The energy, the passion, and the dancing. The moshpit, the theatre, and the stage. Our return to hybrid undoubtedly comes with the excitement of events that almost define the ISM High School experience. With Battle of the Bands (BOB) last weekend and IASAS Cultural Convention just around the corner, participating students have been working hard to prepare top notch performances showcasing their talent. These students will get dressed and mount the stage in a few weeks to face… an empty fine arts theatre, their phone camera, or a zoom audience of profile pictures. As difficult as it is to swallow, the reality of online performances is a fact of the pandemic that we are bound to get used to. Unfortunately for our debaters, musicians, and dancers, performances now may be more difficult than ever without the support of a crowd, and the smiling faces of your friends and family watching you. It is fair to say that a crowd plays a large role in a performance. After all – who else would provide an echo to a Battle of the Bands vocalist singing a song everyone knows? Who else would provide the cheers preceding a performance, giving that performer an extra dose of confidence? An audience makes quite a difference, so what have our performers been doing to navigate this challenge?
Evidently due to the restrictions of the pandemic, most performances have been limited to solo or prerecorded performances. Since 2020, Battle of the Bands has been a pre-recorded and edited YouTube livestream, accessible through the custom ISM BOB website. While other events such as the IASAS cultural convention have completely involved online interactions.
Sophomore dancer Nina says, “It’s definitely different to the dance performances I grew up doing, but it’s allowed me to be more open-minded in my dance and confident in exploring my movement without self consciousness.” While the lack of an audience has transformed the performing experience once familiar to us, it has become an opportunity for performers to truly express themselves without the consciousness of hundreds of eyes watching you. This fuels the creative energy that makes passionate events of dancing and speaking more meaningful to both the audience and the performing community.
Michelle, an IASAS music delegate has embraced the challenge of unconventional performance, “It’s allowed us to perform through pre-recorded performance, which really lets me exhibit a performance that is to the best of my abilities.” As a violinist, the control of an environment while filming prevents distractions and allows her to focus on the arts itself.

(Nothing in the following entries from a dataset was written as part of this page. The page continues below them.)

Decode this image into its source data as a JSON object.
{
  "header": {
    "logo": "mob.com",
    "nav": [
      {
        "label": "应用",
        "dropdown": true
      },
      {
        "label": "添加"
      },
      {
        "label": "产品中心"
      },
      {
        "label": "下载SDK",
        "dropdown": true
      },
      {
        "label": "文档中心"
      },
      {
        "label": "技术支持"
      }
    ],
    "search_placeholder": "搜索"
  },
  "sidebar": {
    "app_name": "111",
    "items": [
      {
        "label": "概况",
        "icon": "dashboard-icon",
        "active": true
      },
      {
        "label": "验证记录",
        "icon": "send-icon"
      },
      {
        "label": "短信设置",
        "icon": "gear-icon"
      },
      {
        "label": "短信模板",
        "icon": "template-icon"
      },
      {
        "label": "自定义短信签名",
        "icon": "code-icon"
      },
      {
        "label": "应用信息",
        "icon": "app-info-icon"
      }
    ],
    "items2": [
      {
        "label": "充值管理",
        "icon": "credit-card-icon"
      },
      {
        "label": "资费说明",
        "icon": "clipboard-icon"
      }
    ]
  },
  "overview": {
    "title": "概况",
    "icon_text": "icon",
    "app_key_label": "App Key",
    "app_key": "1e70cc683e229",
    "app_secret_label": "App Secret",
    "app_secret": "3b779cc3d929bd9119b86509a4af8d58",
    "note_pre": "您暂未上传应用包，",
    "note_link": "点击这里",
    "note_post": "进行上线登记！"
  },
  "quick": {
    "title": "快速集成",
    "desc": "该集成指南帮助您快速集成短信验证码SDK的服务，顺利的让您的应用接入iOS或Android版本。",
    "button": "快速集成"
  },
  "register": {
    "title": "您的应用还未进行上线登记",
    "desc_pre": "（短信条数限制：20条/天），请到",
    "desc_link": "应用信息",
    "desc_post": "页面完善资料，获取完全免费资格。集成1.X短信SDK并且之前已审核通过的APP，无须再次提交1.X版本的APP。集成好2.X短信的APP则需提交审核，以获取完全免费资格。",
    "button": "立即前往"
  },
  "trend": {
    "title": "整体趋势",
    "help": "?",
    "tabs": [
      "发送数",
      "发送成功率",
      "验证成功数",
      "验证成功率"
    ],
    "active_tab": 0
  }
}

Thus, while this era of the arts without the audience poses an obstacle to performing, it has become a period of growth and development for ISM students. As much as both audience members and performers miss the energy of proper productions, may we all hope for the best for what’s in store for future performances.